Waters twice stood unsuccessfully to become a Labour parliamentary candidate. Today, she says she could not back Labour due to its “betrayal of women” and “betrayal of the country” over Islam. After joining Ukip in 2014, she first ran for political office in the Lambeth council election, where she finished in ninth place. At the 2015 general election, Waters stood as the party’s candidate in Lewisham East, finishing third with 9.1 per cent of the vote. She was chosen to stand again in the 2016 London Assembly elections but was deselected after her role in Pegida UK became public. Waters was also prevented from standing in Lewisham East at the 2017 general election after Ukip’s then-leader Nuttall publicly intervened.

The current favourite of the 11 candidates standing to succeed Nuttall is deputy leader Peter Whittle, with Waters in second. Some had hoped the party’s top brass would ban her from standing but last week its national executive approved her campaign.

Due to an expected low turnout, the leadership contest is unpredictable. Last November, Nuttall was elected with just 9,622 votes. More than 1,000 new members reportedly joined Ukip in a two-week period earlier this year, prompting fears of far-right entryism.

Mike Hookem MEP has resigned as Ukip’s deputy whip over Waters’ candidacy, saying he would not “turn a blind eye” to extremism. By contrast, chief whip, MEP Stuart Agnew, is a supporter and has likened her to Joan of Arc. Waters is also working closely on her campaign with Jack Buckby, a former BNP activist and one of the few candidates to run against Labour in the by-election for Jo Cox’s former seat of Batley and Spen. Robinson is another backer.

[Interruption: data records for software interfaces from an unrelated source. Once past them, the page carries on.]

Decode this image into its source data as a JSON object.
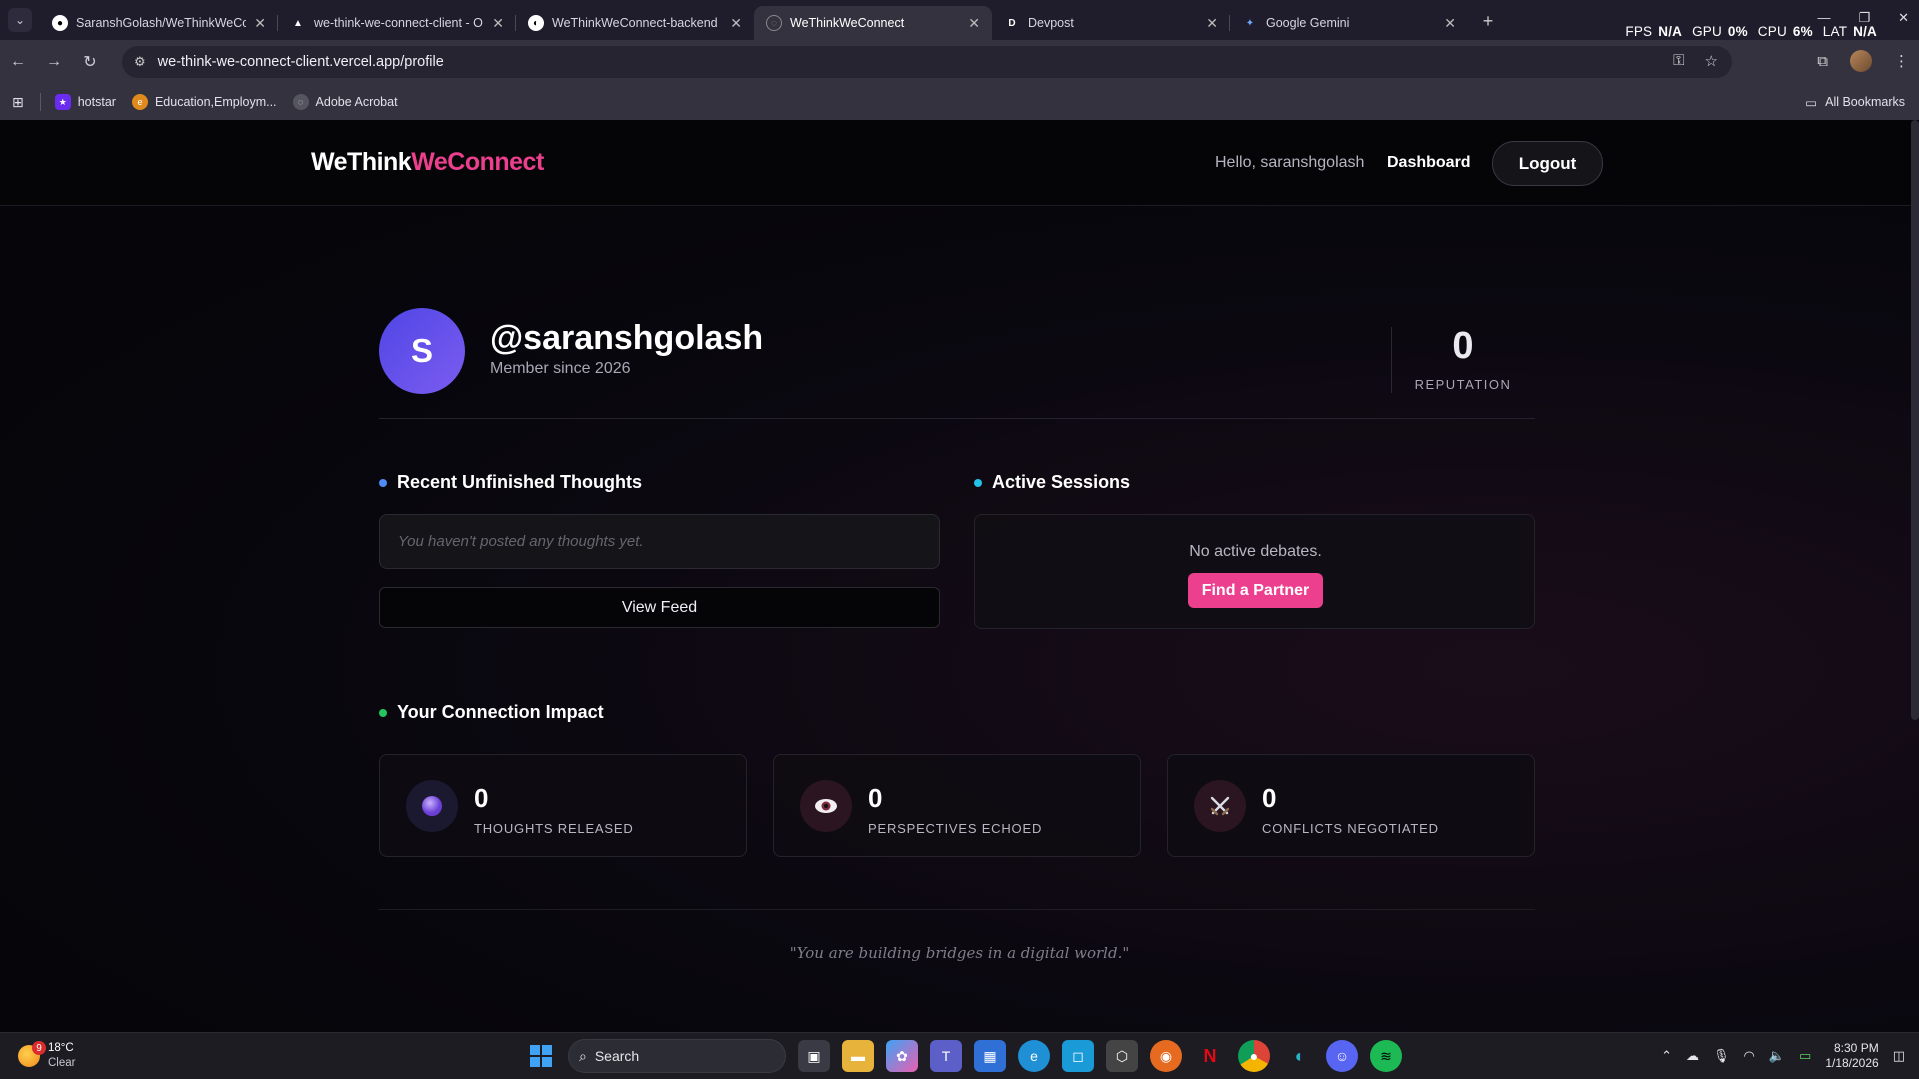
{
  "browser": {
    "tabs": [
      {
        "title": "SaranshGolash/WeThinkWeCon",
        "icon": "github-icon",
        "active": false
      },
      {
        "title": "we-think-we-connect-client - O",
        "icon": "vercel-icon",
        "active": false
      },
      {
        "title": "WeThinkWeConnect-backend",
        "icon": "render-icon",
        "active": false
      },
      {
        "title": "WeThinkWeConnect",
        "icon": "globe-icon",
        "active": true
      },
      {
        "title": "Devpost",
        "icon": "devpost-icon",
        "active": false
      },
      {
        "title": "Google Gemini",
        "icon": "gemini-icon",
        "active": false
      }
    ],
    "perf": {
      "fps_label": "FPS",
      "fps": "N/A",
      "gpu_label": "GPU",
      "gpu": "0%",
      "cpu_label": "CPU",
      "cpu": "6%",
      "lat_label": "LAT",
      "lat": "N/A"
    },
    "url": "we-think-we-connect-client.vercel.app/profile",
    "bookmarks": [
      {
        "label": "hotstar",
        "icon": "hotstar-icon",
        "color": "#6a2cf0"
      },
      {
        "label": "Education,Employm...",
        "icon": "education-icon",
        "color": "#e08a1e"
      },
      {
        "label": "Adobe Acrobat",
        "icon": "globe-icon",
        "color": "#555560"
      }
    ],
    "all_bookmarks": "All Bookmarks"
  },
  "nav": {
    "logo_part1": "WeThink",
    "logo_part2": "WeConnect",
    "greeting": "Hello, saranshgolash",
    "dashboard": "Dashboard",
    "logout": "Logout"
  },
  "profile": {
    "initial": "S",
    "username": "@saranshgolash",
    "member_since": "Member since 2026",
    "reputation_value": "0",
    "reputation_label": "REPUTATION"
  },
  "thoughts": {
    "title": "Recent Unfinished Thoughts",
    "empty": "You haven't posted any thoughts yet.",
    "view_feed": "View Feed"
  },
  "sessions": {
    "title": "Active Sessions",
    "empty": "No active debates.",
    "find_partner": "Find a Partner"
  },
  "impact": {
    "title": "Your Connection Impact",
    "cards": [
      {
        "value": "0",
        "label": "THOUGHTS RELEASED",
        "icon": "purple-orb-icon"
      },
      {
        "value": "0",
        "label": "PERSPECTIVES ECHOED",
        "icon": "eye-icon"
      },
      {
        "value": "0",
        "label": "CONFLICTS NEGOTIATED",
        "icon": "crossed-swords-icon"
      }
    ]
  },
  "quote": "\"You are building bridges in a digital world.\"",
  "colors": {
    "accent_pink": "#ec3f8e",
    "dot_blue": "#4f8cf5",
    "dot_cyan": "#22c3e6",
    "dot_green": "#22c55e"
  },
  "taskbar": {
    "weather_temp": "18°C",
    "weather_desc": "Clear",
    "weather_badge": "9",
    "search_placeholder": "Search",
    "time": "8:30 PM",
    "date": "1/18/2026"
  }
}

Peculiarly for someone running to be the leader of a party, Waters does not appear to relish public attention. “I’m not a limelight person,” she recently told the Times. “I don’t like being phoned all the time.”

The journalist Jamie Bartlett, who was invited to the initial launch of Pegida UK in Luton in 2015, said of Waters: “She failed to remember the date of the demo. Her head lolled, her words were slurred, and she appeared to almost fall asleep while Tommy [Robinson] was speaking. After 10 minutes it all ground to an uneasy halt.”

In an age when authenticity is everything, it would be a mistake to underestimate yet another unconventional politician. But perhaps British Muslims shouldn’t panic about Anne Marie Waters just yet.

James Bloodworth is editor of Left Foot Forward

This article first appeared in the 17 August 2017 issue of the New Statesman, Trump goes nuclear